It’s been not just Republicans who have made this possible. Democrats have accommodated it and in some cases pushed it along, chasing some of the same business interests and responding to some of the same negative attacks on government as Republicans. That, I think, is a pretty straightforward argument about how two fundamental shifts in our economic world and our political world came together.
It wasn't that long ago that Bill Clinton declared, "The era of big government is over." How would you characterize the shift in thinking among policymakers, scholars of government and economists?
Pierson: When we talk about government, we tend to talk about it primarily as a vehicle of redistribution -- that it takes from some people and that it gives to other people. Obviously, we think the issue of inequality is extremely important --we wrote a whole book about it before we wrote this one. That sort of zero-sum view that most of what government does is about redistribution is dominant in the way that a lot of very serious thoughtful people approach government and policy. They reduce the state primarily about those dimensions. And if you bring it up, they do think it’s important -- "Oh yeah, they took lead out of gasoline and out of paint, and cleaned up the air and the water." I don't think it's prominent.
Hacker: We tend to focus on this zero-sum element, this point-in-time element of government's role, the transfers that go from one group to another. George W. Bush once said, "Make the pie higher." One of the mistakes is to think that making the pie "higher," making the economy larger, means deregulating the small circle who are putatively creating prosperity.
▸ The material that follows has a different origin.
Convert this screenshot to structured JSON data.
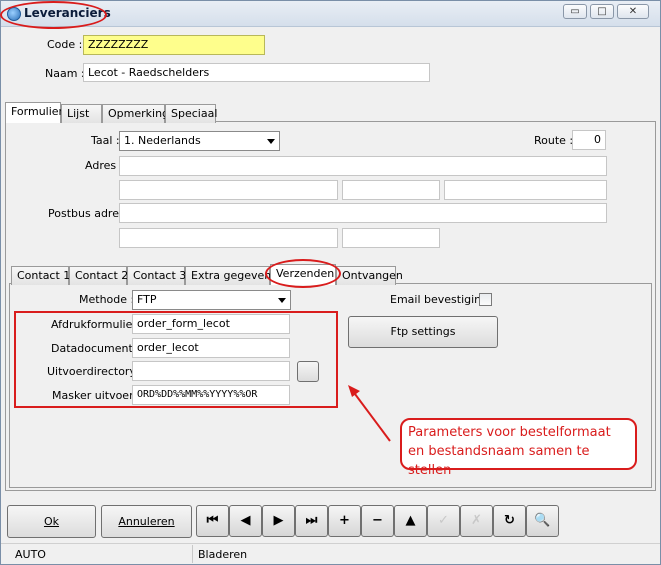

If you start to understand prosperity as a social product, then you really start to see government's role as much broader and much less about redistribution.
Conservative readers will say that the free market has done quite a bit to improve people's standards of living, with free trade being the classic example. If you look at, say, local housing regulations, conservatively inclined folks have a very strong argument that government is getting in the way of prosperity as well as fairness. I'm just wondering if there is anything that you would add for conservatives who think you're only telling one side of the story here.
Hacker: We're not arguing that government always does the right thing. You mentioned land use policies, which are clearly responsive to concentrated interests. The conservative critique of crony capitalism carries a lot of weight. It's just misdirected. It's not the Export-Import bank that’s the problem. We can debate it, but it's a flea on an elephant. The problem is that government isn’t effectively regulating industry.
We also have the fact that we spend vastly more than other rich countries on health care because we have a set of policies that are far too solicitous of the private health-care industry. The same kind of story can be told about the financial industry, the degree to which it’s offloading large systemic risks on the rest of our economy. Climate change is a huge rent, as economists call it, that the fossil fuel industry enjoys. And so rent-seeking can take both forms, but the biggest forms of rent-seeking -- the ones I just mentioned in health care, energy, the fossil fuel industry and finance -- dwarf everything else.
At this point in our history, people do not understand the story we tell. The valuable contribution of the book is to excavate and surface the enormous positive contribution of government that transformed our society and all rich societies in the course of less than a century from places where health and income and education were all extremely low to enormously prospering, flourishing societies.